parameters. The method is particularly effective for banded matrices, which allow
a significant reduction in memory requirements as compared to dense matrices.
We discuss the theoretical foundations of our proposed method, present
algorithms and programs that implement it, and conduct numerical experiments to
investigate its effectiveness.
In recent years, many software
development organizations have been assessing and analyzing their software
product’s reliability/quality and judging whether the software product is
releasable by using Software Reliability Growth Models (SRGMs) at the final
stage of software development. The usage of SRGMs originates in the advantage that
various reliability analysis results based on the SRGMs can be acquired easily.
However, it is very difficult for general software project managers to grasp
the achievement level of reliability/quality based on its analysis results
because some sort of professional knowledge is required in order to understand
the information on the attainment progress of software product’s
reliability/quality. Moreover, it is also difficult for software project
managers and inspectors who do not deeply comprehend the details of their
project to evaluate the degree of software reliability and quality, if they
assess it without grasping the live development situation and only see the
documents submitted from their staff.
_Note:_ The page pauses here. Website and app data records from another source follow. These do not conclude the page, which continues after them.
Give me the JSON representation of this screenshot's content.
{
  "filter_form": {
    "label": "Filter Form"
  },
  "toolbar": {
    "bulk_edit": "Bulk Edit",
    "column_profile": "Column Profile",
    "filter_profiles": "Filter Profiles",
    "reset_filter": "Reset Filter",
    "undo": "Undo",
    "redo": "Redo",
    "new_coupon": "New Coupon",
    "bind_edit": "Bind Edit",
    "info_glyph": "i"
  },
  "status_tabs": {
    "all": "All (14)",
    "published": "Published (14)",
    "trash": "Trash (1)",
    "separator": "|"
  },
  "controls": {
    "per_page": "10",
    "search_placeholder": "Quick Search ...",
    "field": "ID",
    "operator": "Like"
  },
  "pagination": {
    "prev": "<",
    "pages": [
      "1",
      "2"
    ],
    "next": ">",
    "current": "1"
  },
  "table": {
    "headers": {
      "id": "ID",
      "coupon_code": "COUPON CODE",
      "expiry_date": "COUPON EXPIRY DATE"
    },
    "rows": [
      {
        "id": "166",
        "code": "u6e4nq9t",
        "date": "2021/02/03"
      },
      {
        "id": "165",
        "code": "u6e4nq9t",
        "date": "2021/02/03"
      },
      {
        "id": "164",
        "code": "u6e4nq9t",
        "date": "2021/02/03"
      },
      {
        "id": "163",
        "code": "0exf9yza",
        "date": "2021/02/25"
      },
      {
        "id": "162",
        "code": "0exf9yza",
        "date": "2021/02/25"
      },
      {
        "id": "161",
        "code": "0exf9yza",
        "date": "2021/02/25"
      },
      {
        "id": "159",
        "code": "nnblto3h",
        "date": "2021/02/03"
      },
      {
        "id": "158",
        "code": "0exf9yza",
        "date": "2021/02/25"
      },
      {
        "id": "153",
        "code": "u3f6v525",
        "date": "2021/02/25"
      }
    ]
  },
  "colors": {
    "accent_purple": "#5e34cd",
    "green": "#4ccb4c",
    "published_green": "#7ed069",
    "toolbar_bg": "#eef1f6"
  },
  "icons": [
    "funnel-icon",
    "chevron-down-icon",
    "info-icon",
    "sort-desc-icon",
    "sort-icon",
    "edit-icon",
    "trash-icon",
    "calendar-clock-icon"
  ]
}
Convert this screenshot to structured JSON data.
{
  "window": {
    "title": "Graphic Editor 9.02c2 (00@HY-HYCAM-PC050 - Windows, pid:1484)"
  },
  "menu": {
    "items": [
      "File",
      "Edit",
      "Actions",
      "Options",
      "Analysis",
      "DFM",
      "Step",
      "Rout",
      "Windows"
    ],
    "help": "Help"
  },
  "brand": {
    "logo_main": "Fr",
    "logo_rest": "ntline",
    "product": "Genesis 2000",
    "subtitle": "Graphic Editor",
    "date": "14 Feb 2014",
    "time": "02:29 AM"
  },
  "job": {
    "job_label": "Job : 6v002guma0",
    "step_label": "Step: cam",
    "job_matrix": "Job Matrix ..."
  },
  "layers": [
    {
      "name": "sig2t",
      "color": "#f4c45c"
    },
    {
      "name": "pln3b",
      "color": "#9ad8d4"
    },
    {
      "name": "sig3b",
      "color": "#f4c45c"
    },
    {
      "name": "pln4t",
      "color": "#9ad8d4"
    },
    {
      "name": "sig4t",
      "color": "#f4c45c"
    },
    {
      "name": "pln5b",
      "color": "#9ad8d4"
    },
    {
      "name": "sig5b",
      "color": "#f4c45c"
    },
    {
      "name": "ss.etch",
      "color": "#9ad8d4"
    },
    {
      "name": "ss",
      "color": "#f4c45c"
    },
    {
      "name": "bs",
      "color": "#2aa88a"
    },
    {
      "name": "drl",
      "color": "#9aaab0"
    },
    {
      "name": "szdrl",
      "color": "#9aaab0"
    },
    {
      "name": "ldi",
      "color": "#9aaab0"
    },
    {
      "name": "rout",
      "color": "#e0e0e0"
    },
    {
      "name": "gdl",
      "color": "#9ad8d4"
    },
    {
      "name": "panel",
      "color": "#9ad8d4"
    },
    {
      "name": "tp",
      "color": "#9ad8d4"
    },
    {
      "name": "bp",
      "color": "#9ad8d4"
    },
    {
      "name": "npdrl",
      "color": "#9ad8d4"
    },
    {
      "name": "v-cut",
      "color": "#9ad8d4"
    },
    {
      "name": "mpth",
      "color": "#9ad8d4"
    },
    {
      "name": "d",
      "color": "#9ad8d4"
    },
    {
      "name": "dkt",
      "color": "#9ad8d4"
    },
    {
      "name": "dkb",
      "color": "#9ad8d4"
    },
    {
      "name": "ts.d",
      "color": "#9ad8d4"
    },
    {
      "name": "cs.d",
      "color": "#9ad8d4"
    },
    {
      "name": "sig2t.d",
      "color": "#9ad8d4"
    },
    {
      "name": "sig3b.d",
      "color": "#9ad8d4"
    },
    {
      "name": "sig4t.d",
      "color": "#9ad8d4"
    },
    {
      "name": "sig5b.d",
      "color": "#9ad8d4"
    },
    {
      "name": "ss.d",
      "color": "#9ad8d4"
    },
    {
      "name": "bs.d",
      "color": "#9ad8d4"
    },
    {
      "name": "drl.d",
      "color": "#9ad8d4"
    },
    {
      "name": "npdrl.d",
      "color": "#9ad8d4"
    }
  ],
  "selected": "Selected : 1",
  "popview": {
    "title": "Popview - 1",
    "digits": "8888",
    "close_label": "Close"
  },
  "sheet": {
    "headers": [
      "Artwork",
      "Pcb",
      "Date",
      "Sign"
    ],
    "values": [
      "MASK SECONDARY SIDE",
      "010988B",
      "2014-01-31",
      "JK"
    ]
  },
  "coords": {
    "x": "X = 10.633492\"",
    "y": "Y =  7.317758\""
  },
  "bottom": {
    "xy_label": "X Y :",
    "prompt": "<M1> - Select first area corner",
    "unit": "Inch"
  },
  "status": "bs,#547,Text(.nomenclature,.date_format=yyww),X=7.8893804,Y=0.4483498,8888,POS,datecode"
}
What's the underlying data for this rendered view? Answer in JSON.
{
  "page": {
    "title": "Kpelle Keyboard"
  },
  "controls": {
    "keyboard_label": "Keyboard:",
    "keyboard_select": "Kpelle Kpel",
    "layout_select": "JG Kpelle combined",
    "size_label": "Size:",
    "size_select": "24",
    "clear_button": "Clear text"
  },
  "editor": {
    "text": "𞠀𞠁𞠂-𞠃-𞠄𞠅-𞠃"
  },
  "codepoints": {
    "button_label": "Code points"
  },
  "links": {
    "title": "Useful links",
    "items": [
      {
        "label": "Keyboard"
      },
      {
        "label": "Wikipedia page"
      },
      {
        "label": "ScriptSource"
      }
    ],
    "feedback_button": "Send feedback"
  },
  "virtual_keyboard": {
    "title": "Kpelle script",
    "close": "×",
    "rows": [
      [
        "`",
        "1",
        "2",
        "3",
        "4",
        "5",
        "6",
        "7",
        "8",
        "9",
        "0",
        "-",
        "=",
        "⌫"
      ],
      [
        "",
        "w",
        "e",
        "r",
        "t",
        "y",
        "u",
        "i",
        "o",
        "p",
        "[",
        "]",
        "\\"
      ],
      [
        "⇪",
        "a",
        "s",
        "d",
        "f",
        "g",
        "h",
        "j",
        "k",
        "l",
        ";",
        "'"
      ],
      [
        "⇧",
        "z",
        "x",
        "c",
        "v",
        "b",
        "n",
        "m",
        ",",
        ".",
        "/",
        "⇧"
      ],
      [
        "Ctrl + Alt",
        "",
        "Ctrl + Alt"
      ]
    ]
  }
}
In this paper, we propose a new analysis
concept for assessing the software product’s reliability/quality, and
illustrate the output results obtained by a tool, the SafeMan.